### WHAT YOU WILL DO
Here are some records; copy every line that holds the word "count".
START SUPPLIED ENTRIES
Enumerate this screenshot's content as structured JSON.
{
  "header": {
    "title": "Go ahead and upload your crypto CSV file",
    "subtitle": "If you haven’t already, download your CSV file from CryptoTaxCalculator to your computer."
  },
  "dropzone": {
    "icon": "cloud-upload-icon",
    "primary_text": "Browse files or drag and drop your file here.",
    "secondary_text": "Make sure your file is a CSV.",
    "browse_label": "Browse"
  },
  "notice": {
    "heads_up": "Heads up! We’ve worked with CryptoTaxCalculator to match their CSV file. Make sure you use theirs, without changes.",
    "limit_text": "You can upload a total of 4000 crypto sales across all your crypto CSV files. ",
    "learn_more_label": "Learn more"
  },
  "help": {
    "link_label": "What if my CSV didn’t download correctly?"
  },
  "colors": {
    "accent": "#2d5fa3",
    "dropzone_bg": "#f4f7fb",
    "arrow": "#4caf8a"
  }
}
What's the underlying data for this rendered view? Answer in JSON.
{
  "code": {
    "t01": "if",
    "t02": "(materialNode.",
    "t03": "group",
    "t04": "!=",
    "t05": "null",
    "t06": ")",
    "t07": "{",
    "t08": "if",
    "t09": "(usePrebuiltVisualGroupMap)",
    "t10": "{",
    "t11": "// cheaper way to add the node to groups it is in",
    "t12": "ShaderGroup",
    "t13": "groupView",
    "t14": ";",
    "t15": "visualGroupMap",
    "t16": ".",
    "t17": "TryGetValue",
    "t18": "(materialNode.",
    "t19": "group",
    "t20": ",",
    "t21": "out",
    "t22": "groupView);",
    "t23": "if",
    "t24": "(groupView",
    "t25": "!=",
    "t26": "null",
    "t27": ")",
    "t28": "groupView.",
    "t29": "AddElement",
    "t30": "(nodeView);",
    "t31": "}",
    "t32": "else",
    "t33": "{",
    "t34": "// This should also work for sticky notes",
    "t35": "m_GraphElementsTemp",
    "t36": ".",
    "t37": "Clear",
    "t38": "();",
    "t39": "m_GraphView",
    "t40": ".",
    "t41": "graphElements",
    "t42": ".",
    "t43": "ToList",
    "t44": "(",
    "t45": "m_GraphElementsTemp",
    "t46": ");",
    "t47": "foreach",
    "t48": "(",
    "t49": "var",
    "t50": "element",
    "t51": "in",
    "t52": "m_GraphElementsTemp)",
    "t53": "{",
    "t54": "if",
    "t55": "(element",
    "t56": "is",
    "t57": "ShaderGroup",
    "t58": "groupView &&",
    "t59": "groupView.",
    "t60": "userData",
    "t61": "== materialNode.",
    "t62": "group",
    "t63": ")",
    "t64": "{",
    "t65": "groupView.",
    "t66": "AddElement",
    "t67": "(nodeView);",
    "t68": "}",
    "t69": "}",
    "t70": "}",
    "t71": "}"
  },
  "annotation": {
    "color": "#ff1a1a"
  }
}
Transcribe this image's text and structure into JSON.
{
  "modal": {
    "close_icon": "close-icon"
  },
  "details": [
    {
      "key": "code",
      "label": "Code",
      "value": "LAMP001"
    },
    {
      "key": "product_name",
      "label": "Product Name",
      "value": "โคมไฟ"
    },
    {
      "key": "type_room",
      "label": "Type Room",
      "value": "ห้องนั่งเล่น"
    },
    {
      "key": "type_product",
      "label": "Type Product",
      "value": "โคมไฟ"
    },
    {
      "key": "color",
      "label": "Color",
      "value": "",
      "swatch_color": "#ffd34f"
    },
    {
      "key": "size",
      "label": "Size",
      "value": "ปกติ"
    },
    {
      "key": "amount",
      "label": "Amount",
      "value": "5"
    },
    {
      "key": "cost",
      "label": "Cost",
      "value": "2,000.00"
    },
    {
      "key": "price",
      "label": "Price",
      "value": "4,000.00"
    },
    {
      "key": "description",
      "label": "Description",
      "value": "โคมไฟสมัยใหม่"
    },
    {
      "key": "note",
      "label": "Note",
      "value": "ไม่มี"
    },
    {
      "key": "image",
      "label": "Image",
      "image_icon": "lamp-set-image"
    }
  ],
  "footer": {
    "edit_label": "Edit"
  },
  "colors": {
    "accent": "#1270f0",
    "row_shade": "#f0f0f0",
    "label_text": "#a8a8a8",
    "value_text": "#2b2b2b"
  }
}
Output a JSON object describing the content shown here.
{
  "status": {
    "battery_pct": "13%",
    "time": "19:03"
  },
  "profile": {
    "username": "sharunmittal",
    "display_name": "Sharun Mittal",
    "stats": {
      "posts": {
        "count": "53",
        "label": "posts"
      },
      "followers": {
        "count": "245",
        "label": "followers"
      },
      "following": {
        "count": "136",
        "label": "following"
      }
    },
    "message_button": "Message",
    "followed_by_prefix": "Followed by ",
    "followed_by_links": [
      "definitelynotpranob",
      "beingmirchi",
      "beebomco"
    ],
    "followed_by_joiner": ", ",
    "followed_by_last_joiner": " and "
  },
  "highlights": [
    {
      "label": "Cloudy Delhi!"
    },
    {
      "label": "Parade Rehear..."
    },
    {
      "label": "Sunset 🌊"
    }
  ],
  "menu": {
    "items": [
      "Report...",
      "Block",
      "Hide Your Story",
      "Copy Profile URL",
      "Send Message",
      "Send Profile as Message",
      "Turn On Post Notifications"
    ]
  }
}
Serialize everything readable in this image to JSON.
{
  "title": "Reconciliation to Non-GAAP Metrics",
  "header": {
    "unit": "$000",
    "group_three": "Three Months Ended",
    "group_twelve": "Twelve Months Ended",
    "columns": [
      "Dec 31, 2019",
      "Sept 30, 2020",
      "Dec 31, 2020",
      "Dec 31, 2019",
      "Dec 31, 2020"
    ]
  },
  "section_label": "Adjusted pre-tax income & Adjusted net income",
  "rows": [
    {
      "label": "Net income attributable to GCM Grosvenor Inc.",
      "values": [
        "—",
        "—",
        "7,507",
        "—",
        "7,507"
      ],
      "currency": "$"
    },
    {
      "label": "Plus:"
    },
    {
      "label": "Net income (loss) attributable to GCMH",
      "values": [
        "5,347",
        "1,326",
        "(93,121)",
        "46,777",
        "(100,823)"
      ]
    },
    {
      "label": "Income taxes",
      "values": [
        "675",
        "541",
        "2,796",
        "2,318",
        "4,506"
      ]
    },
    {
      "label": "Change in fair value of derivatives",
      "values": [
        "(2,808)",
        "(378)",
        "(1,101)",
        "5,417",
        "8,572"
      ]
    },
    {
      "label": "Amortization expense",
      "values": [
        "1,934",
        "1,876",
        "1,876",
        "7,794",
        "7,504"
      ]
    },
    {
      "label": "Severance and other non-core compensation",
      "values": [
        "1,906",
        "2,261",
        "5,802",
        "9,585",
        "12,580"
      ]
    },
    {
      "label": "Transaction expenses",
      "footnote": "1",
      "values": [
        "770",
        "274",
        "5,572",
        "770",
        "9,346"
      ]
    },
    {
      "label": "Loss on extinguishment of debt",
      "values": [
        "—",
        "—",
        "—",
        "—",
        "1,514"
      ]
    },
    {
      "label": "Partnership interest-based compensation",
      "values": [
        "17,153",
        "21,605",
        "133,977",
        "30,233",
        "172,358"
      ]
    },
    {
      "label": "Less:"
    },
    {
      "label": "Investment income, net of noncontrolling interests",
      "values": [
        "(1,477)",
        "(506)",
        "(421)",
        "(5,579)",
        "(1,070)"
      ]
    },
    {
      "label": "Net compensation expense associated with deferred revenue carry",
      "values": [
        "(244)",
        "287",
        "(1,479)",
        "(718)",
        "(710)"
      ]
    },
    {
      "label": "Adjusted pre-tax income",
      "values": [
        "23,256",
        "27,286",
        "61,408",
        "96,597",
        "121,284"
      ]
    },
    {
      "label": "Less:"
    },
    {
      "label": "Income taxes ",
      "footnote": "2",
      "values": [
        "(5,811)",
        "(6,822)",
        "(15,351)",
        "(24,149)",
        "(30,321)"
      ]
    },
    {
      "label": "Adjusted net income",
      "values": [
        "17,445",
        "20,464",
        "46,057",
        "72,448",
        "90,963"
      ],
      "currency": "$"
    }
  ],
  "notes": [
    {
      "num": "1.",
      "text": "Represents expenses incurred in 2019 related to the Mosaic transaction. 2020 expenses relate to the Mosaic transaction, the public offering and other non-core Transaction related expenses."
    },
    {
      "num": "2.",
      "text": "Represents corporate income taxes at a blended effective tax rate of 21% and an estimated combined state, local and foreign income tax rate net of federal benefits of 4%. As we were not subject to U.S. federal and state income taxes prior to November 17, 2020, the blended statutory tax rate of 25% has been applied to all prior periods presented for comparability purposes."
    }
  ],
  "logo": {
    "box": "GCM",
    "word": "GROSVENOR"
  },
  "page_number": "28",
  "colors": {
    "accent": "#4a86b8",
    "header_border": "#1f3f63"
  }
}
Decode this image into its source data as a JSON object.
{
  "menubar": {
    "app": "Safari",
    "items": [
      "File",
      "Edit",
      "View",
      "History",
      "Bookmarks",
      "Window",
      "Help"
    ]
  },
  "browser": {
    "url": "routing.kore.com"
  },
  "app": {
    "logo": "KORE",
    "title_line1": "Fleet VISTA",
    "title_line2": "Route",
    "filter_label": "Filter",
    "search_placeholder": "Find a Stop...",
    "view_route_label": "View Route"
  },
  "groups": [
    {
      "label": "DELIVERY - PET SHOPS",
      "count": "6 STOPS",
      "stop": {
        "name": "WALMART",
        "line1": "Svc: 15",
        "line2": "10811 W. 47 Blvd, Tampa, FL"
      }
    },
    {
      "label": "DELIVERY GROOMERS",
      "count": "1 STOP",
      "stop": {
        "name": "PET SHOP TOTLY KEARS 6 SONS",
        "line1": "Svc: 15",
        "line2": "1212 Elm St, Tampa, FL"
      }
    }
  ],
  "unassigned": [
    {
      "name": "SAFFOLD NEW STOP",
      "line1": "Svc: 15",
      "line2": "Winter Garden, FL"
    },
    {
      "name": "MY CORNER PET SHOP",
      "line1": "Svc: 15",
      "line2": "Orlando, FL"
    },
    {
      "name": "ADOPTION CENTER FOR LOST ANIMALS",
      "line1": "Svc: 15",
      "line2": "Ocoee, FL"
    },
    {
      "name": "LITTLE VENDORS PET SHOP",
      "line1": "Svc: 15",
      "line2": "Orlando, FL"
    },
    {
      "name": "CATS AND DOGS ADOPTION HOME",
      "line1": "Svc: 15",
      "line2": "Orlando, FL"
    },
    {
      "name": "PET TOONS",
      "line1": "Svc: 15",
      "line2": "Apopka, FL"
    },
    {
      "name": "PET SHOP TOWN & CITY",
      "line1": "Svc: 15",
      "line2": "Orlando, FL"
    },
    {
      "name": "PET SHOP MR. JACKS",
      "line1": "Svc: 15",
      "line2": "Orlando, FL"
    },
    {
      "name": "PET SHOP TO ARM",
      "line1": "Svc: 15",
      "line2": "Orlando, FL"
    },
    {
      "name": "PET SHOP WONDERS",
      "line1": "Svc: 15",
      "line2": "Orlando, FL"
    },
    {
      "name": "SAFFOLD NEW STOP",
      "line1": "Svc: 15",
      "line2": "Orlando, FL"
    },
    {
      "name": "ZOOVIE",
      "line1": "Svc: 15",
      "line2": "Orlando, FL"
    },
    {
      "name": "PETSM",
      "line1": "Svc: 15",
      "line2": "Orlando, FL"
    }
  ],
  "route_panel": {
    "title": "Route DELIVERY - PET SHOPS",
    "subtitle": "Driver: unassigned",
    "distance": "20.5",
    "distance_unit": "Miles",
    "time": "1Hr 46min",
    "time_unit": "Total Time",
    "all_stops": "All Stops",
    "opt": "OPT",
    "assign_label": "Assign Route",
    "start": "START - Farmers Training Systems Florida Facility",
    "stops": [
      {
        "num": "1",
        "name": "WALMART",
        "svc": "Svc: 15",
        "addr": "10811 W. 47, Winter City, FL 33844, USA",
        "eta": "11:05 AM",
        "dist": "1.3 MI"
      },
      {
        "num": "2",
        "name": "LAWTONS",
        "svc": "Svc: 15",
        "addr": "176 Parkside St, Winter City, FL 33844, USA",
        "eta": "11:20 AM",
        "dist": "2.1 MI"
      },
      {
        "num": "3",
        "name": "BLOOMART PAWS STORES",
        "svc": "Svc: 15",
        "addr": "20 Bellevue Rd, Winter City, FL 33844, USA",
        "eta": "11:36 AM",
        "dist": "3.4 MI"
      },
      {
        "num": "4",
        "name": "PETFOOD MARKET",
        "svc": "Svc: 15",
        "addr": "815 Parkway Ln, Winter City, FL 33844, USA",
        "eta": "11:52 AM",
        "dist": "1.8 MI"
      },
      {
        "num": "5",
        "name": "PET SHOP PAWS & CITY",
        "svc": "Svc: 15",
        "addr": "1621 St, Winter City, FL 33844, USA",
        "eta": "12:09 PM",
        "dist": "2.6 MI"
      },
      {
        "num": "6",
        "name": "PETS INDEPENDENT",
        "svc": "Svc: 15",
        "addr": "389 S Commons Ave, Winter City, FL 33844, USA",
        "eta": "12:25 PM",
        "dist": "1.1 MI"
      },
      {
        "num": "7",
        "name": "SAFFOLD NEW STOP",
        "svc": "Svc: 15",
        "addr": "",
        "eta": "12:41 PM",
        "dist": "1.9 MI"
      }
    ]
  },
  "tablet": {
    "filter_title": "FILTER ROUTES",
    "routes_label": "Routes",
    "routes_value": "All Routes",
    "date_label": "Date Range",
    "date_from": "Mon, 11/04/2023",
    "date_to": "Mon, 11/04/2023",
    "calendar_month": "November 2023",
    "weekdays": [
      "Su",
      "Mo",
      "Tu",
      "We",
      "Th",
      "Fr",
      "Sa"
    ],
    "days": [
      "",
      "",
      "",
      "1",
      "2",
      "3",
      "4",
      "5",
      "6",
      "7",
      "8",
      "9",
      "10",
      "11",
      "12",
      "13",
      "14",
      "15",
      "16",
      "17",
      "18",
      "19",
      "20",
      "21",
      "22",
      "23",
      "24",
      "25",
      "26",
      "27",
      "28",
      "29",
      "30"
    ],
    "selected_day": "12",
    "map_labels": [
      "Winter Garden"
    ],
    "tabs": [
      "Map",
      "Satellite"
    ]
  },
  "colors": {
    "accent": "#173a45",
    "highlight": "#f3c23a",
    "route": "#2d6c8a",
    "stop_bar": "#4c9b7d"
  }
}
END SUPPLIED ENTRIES
### ANSWER TO THIS TASK
        "count": "53",
        "count": "245",
        "count": "136",
      "count": "6 STOPS",
      "count": "1 STOP",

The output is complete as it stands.